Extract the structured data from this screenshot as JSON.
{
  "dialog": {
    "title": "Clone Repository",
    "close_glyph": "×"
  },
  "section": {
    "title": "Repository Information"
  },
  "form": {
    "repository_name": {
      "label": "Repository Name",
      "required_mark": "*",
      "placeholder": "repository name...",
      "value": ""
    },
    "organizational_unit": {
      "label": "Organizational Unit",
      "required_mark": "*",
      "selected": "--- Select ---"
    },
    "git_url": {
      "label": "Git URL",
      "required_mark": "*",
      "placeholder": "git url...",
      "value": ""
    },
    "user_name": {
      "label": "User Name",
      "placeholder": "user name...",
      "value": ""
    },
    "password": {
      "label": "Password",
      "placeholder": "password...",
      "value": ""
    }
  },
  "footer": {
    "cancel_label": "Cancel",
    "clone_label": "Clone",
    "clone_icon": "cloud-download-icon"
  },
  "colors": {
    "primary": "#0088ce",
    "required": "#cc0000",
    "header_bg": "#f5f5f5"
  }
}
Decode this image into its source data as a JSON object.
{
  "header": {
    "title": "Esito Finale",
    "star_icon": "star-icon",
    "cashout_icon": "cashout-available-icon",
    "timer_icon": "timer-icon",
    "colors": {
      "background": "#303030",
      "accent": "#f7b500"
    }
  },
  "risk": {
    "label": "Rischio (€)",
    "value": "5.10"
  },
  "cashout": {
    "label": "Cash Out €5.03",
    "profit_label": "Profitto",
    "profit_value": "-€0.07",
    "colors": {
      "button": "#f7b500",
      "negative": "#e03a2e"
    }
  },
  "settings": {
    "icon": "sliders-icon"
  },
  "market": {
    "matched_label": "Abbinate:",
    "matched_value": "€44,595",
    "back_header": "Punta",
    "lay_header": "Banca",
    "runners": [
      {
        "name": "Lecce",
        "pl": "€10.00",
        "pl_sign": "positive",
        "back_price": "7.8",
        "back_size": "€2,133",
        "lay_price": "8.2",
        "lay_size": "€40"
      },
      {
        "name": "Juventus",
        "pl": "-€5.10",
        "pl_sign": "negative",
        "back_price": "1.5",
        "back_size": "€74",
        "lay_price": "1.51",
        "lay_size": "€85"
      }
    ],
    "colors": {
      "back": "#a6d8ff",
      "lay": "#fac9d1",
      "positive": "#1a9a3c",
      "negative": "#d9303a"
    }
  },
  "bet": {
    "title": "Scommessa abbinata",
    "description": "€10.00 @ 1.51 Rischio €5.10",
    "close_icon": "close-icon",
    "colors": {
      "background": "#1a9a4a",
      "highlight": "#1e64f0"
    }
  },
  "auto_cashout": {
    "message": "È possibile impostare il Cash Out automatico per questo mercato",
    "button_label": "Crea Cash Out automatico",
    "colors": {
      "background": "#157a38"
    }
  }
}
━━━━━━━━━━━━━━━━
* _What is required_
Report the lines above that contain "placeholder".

* _Result_
      "placeholder": "repository name...",
      "placeholder": "git url...",
      "placeholder": "user name...",
      "placeholder": "password...",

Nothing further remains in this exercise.